Similar to fashion, music and political sentiment, cybercrime tends to follow certain trends. When widespread computer virus infections were first reported in the mid-1980s, hackers were mostly interested in replicating their malware creations as much as possible; in many cases, the malicious code of this era was not even very harmful. Cyber vandalism and boot sector malware code were prominent in the late 1990s before spyware and adware became major headaches a decade later. Denial-of-service attacks predated data breaches around 2010, and we are now going through the ransomware era.
The Dangers of Stalkerware
Keystrokes, messages, images, audio, video, and online activity can be recorded by stalkerware and compiled into dossiers uploaded to remote locations. Some of these malicious apps make use of utilities known as operating system daemons, which can be coded for illegal surveillance purposes. On mobile devices, stalkerware typically runs as hidden apps while on computers it runs as a background process.

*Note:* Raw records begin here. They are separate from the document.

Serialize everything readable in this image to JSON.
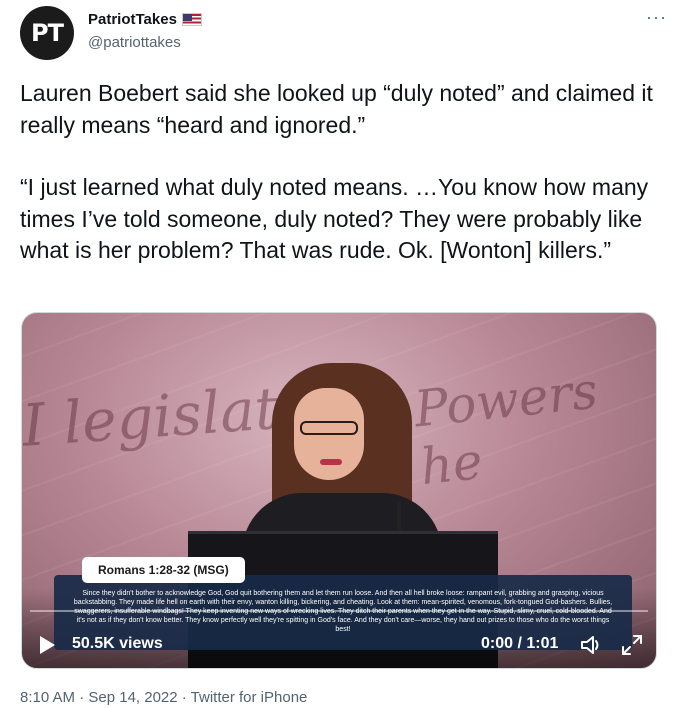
{
  "author": {
    "avatar_text": "PT",
    "display_name": "PatriotTakes",
    "handle": "@patriottakes",
    "flag_icon": "us-flag-icon"
  },
  "tweet": {
    "paragraph_1": "Lauren Boebert said she looked up “duly noted” and claimed it really means “heard and ignored.”",
    "paragraph_2": "“I just learned what duly noted means. …You know how many times I’ve told someone, duly noted? They were probably like what is her problem? That was rude. Ok. [Wonton] killers.”"
  },
  "video": {
    "caption_title": "Romans 1:28-32 (MSG)",
    "caption_text": "Since they didn't bother to acknowledge God, God quit bothering them and let them run loose. And then all hell broke loose: rampant evil, grabbing and grasping, vicious backstabbing. They made life hell on earth with their envy, wanton killing, bickering, and cheating. Look at them: mean-spirited, venomous, fork-tongued God-bashers. Bullies, swaggerers, insufferable windbags! They keep inventing new ways of wrecking lives. They ditch their parents when they get in the way. Stupid, slimy, cruel, cold-blooded. And it's not as if they don't know better. They know perfectly well they're spitting in God's face. And they don't care—worse, they hand out prizes to those who do the worst things best!",
    "views": "50.5K views",
    "time": "0:00 / 1:01",
    "progress_fraction": 0.0,
    "background_script_1": "I legislat",
    "background_script_2": "Powers he"
  },
  "meta": {
    "timestamp": "8:10 AM · Sep 14, 2022 · Twitter for iPhone"
  },
  "colors": {
    "text": "#0f1419",
    "secondary": "#536471",
    "caption_bg": "#182a48"
  }
}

A dismal fact about stalkerware is that it is often marketed and sold to jealous spouses, controlling parents and other individuals who wish to snoop on others for illegal purposes. As the name of this security threat suggests, it is designed for stalking, which is considered to be a felony offense in many states. When stalkerware is installed by relatives, it is a form of domestic abuse and could also lead to criminal charges.